“We have only scratched the surface of the genetic complexities of bipolar disorder, and there is still so much more to discover.” – Hilary Blumberg, Professor of Psychiatry and Psychology at Yale University

To gain a better understanding of the genetic basis for bipolar disorder, future research should:

  • Utilize cutting-edge techniques and technologies to find more comprehensive genetic markers
  • Investigate gene-gene interactions and environmental factors that may influence disease risk
  • Develop and improve upon current diagnostic and treatment methods by incorporating genetic information
  • Accumulate larger sample sizes and diversify the populations studied to increase generalizability and applicability of research findings

Collaboration is Key

The complexity of bipolar disorder highlights the need for collaboration among various stakeholders in the field, including researchers, clinicians, healthcare providers, and policymakers. Organizational efforts such as consortiums, conferences, and working groups focused solely on bipolar disorder research foster knowledge-sharing and the development of novel strategies to address the multifaceted aspects of this mental health disorder.

“Collaboration allows us to create a more complete picture of the different factors that contribute to the development of bipolar disorder, enabling us to more effectively treat and prevent the disorder.” – Sam Gershon, Professor Emeritus at the University of Wisconsin School of Medicine and Public Health
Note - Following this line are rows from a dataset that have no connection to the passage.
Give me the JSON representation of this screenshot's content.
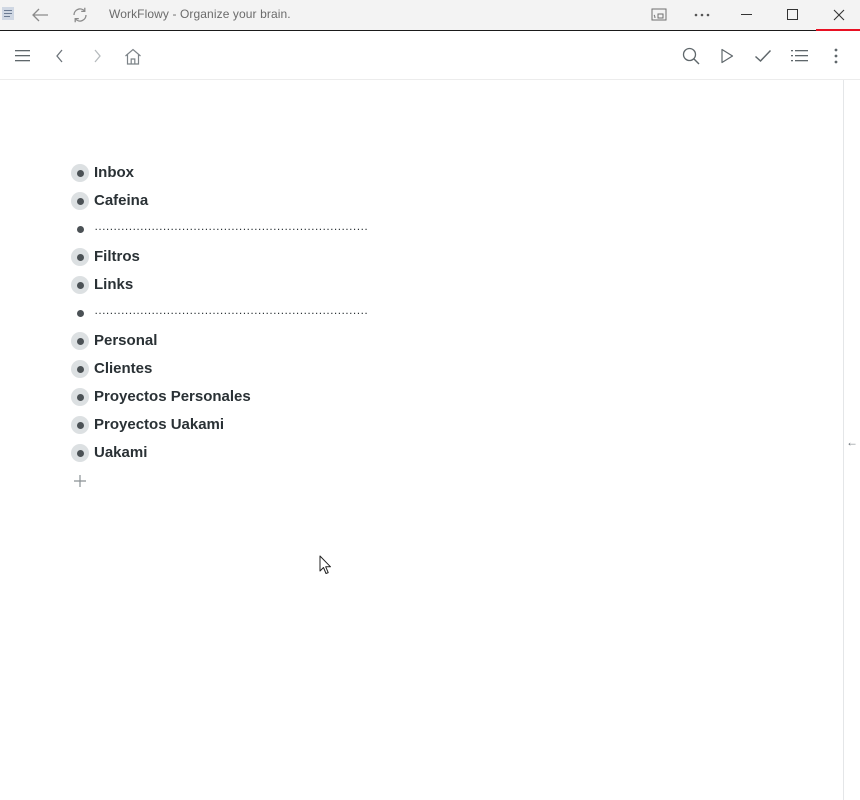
{
  "window": {
    "title": "WorkFlowy - Organize your brain.",
    "close_accent": "#e81123"
  },
  "titlebar_icons": {
    "app": "app-icon",
    "back": "arrow-left-icon",
    "refresh": "refresh-icon",
    "cast": "cast-icon",
    "more": "more-horizontal-icon",
    "minimize": "minimize-icon",
    "maximize": "maximize-icon",
    "close": "close-icon"
  },
  "toolbar": {
    "left": [
      "menu-icon",
      "chevron-left-icon",
      "chevron-right-icon",
      "home-icon"
    ],
    "right": [
      "search-icon",
      "play-icon",
      "check-icon",
      "list-icon",
      "more-vertical-icon"
    ]
  },
  "outline": {
    "items": [
      {
        "label": "Inbox",
        "kind": "collapsed"
      },
      {
        "label": "Cafeina",
        "kind": "collapsed"
      },
      {
        "label": "………………………………………………………………",
        "kind": "divider"
      },
      {
        "label": "Filtros",
        "kind": "collapsed"
      },
      {
        "label": "Links",
        "kind": "collapsed"
      },
      {
        "label": "………………………………………………………………",
        "kind": "divider"
      },
      {
        "label": "Personal",
        "kind": "collapsed"
      },
      {
        "label": "Clientes",
        "kind": "collapsed"
      },
      {
        "label": "Proyectos Personales",
        "kind": "collapsed"
      },
      {
        "label": "Proyectos Uakami",
        "kind": "collapsed"
      },
      {
        "label": "Uakami",
        "kind": "collapsed"
      }
    ],
    "add_icon": "plus-icon"
  },
  "rail": {
    "arrow": "←"
  }
}
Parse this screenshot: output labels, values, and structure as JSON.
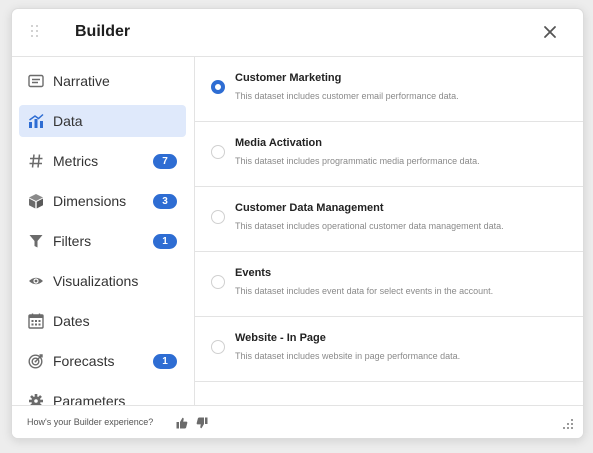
{
  "header": {
    "title": "Builder",
    "drag_icon": "drag-handle-icon",
    "close_icon": "close-icon"
  },
  "sidebar": {
    "items": [
      {
        "label": "Narrative",
        "icon": "narrative-icon",
        "badge": ""
      },
      {
        "label": "Data",
        "icon": "data-chart-icon",
        "badge": "",
        "active": true
      },
      {
        "label": "Metrics",
        "icon": "hash-icon",
        "badge": "7"
      },
      {
        "label": "Dimensions",
        "icon": "cube-icon",
        "badge": "3"
      },
      {
        "label": "Filters",
        "icon": "filter-icon",
        "badge": "1"
      },
      {
        "label": "Visualizations",
        "icon": "eye-icon",
        "badge": ""
      },
      {
        "label": "Dates",
        "icon": "calendar-icon",
        "badge": ""
      },
      {
        "label": "Forecasts",
        "icon": "target-icon",
        "badge": "1"
      },
      {
        "label": "Parameters",
        "icon": "gear-icon",
        "badge": ""
      }
    ]
  },
  "datasets": [
    {
      "title": "Customer Marketing",
      "description": "This dataset includes customer email performance data.",
      "selected": true
    },
    {
      "title": "Media Activation",
      "description": "This dataset includes programmatic media performance data.",
      "selected": false
    },
    {
      "title": "Customer Data Management",
      "description": "This dataset includes operational customer data management data.",
      "selected": false
    },
    {
      "title": "Events",
      "description": "This dataset includes event data for select events in the account.",
      "selected": false
    },
    {
      "title": "Website - In Page",
      "description": "This dataset includes website in page performance data.",
      "selected": false
    }
  ],
  "footer": {
    "feedback_text": "How's your Builder experience?",
    "thumbs_up_icon": "thumbs-up-icon",
    "thumbs_down_icon": "thumbs-down-icon",
    "resize_icon": "resize-handle-icon"
  },
  "colors": {
    "accent": "#2e6dd3",
    "active_bg": "#dfe9fb",
    "icon": "#6b6b6b"
  }
}
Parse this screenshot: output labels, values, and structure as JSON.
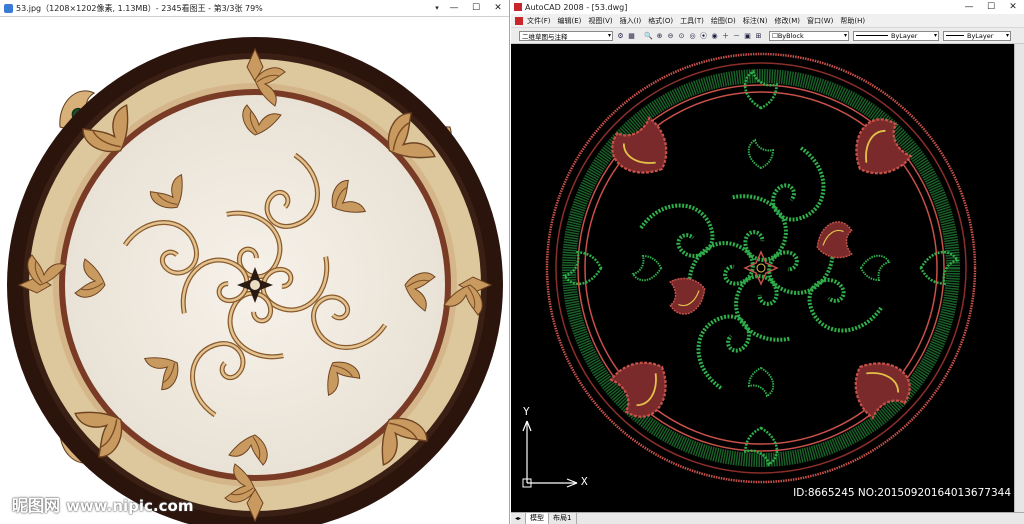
{
  "viewer": {
    "title": "53.jpg（1208×1202像素, 1.13MB）- 2345看图王 - 第3/3张 79%",
    "watermark": "昵图网",
    "watermark_url": "www.nipic.com"
  },
  "cad": {
    "title": "AutoCAD 2008 - [53.dwg]",
    "menu": [
      "文件(F)",
      "编辑(E)",
      "视图(V)",
      "插入(I)",
      "格式(O)",
      "工具(T)",
      "绘图(D)",
      "标注(N)",
      "修改(M)",
      "窗口(W)",
      "帮助(H)"
    ],
    "workspace": "二维草图与注释",
    "layer": "ByBlock",
    "linetype": "ByLayer",
    "lineweight": "ByLayer",
    "tabs": [
      "模型",
      "布局1"
    ],
    "ucs_x": "X",
    "ucs_y": "Y",
    "id_text": "ID:8665245 NO:20150920164013677344"
  },
  "colors": {
    "cad_bg": "#000000",
    "cad_red": "#c8514a",
    "cad_green": "#2fae4a",
    "marble_brown": "#2b140c",
    "marble_gold": "#c9a06a",
    "marble_cream": "#efe1c4"
  }
}
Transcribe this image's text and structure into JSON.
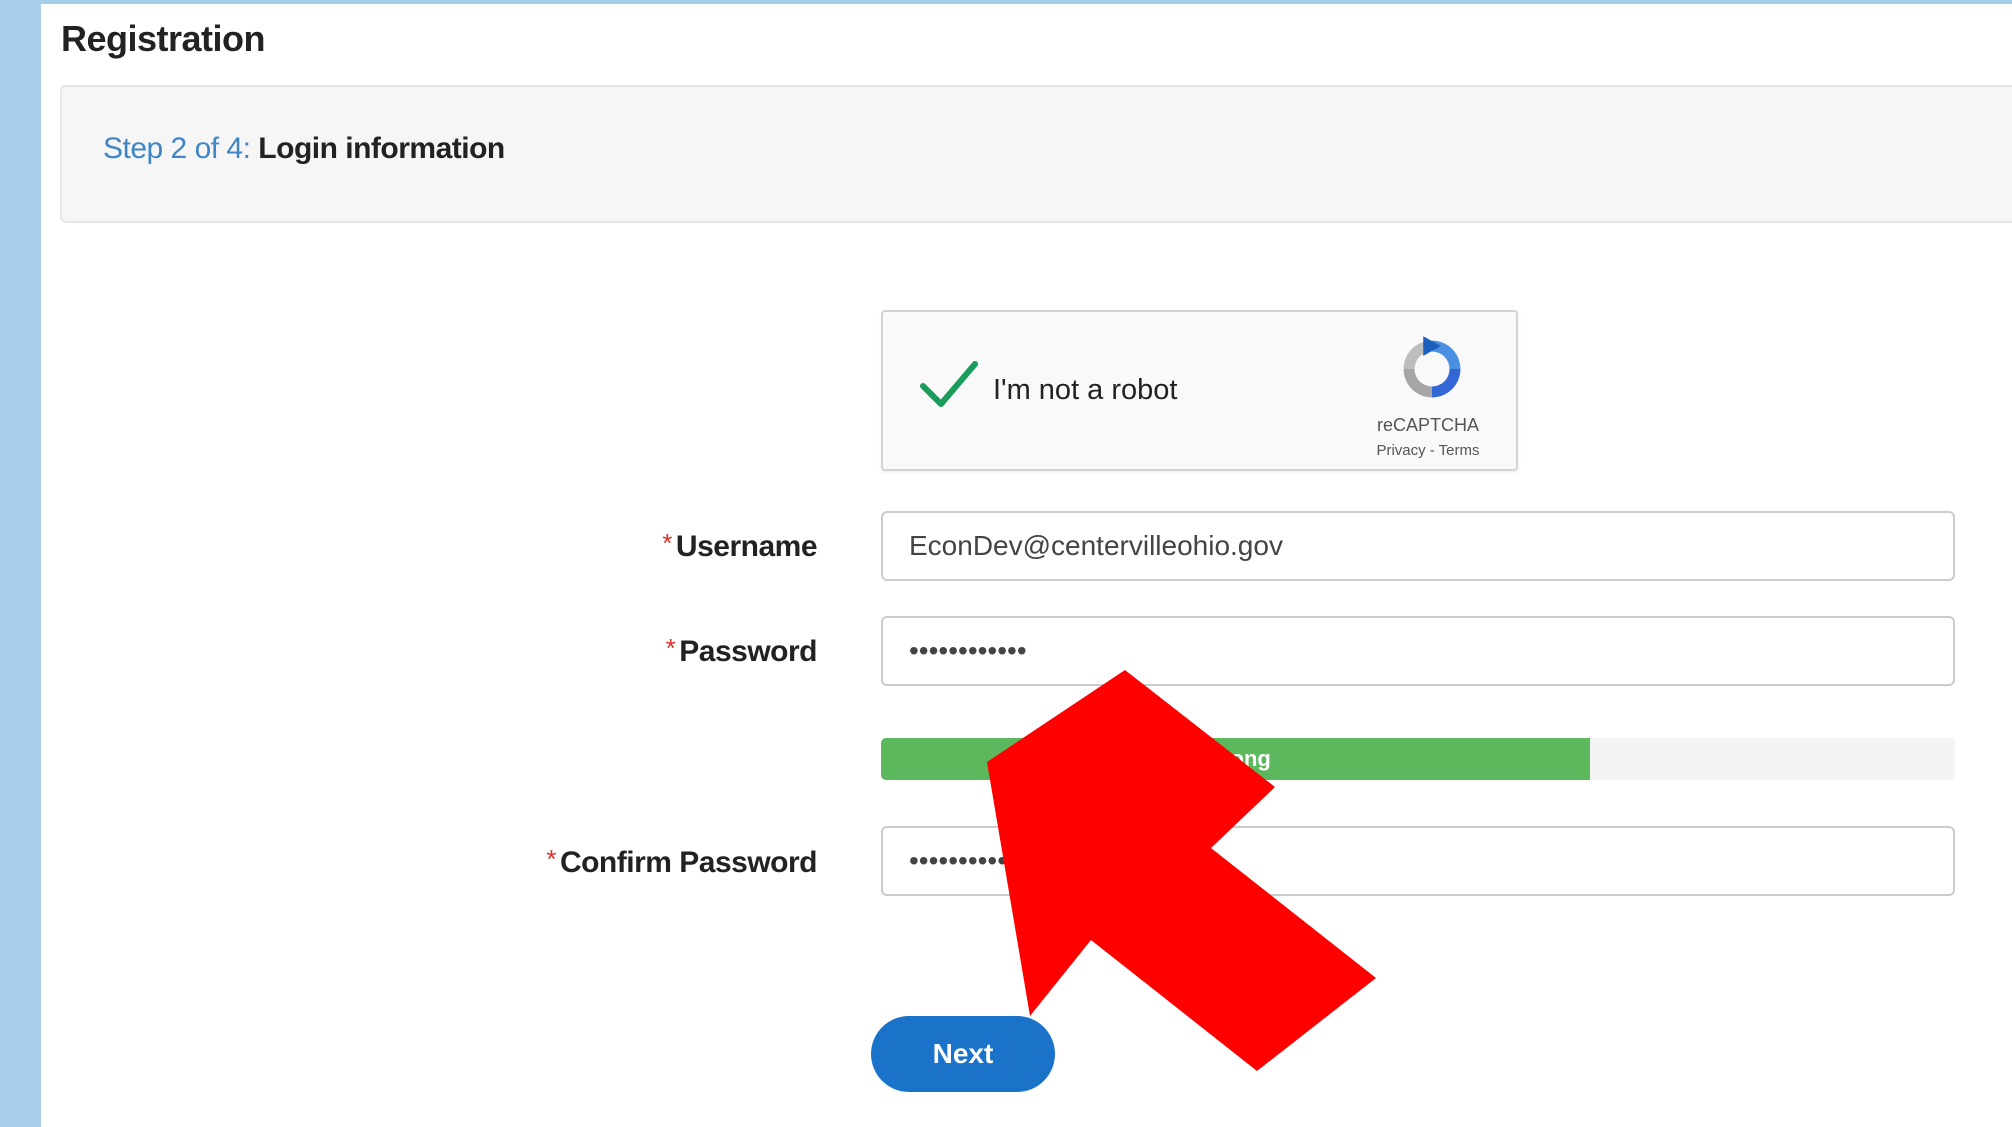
{
  "page": {
    "title": "Registration"
  },
  "step": {
    "prefix": "Step 2 of 4:",
    "name": "Login information"
  },
  "recaptcha": {
    "label": "I'm not a robot",
    "brand": "reCAPTCHA",
    "links": "Privacy - Terms",
    "checked": true,
    "check_color": "#1a9c5a"
  },
  "form": {
    "required_marker": "*",
    "username": {
      "label": "Username",
      "value": "EconDev@centervilleohio.gov"
    },
    "password": {
      "label": "Password",
      "value": "••••••••••••"
    },
    "strength": {
      "label": "Strong",
      "percent": 66,
      "color": "#5cb85c"
    },
    "confirm_password": {
      "label": "Confirm Password",
      "value": "••••••••••••"
    }
  },
  "actions": {
    "next_label": "Next"
  },
  "annotation": {
    "arrow_color": "#ff0000"
  }
}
By fostering a more collaborative and integrative approach to research, we stand a greater chance of achieving breakthroughs in our understanding and management of bipolar disorder. The continued pursuit of knowledge about the genetic contributions to bipolar disorder will inevitably lead to advancements in treatment and management that could improve countless lives and pave the way for progress in understanding and treating other mental health disorders.

As we continue our journey to unravel the complexities of genetic predispositions in bipolar disorder, it is essential that we remain dedicated to the pursuit of knowledge and the improvement of mental health care for individuals suffering from this debilitating disorder. The integration of genetic research into treatment strategies has the potential to revolutionize mental health care and provide hope for those affected by bipolar disorder.

Category: Psychiatry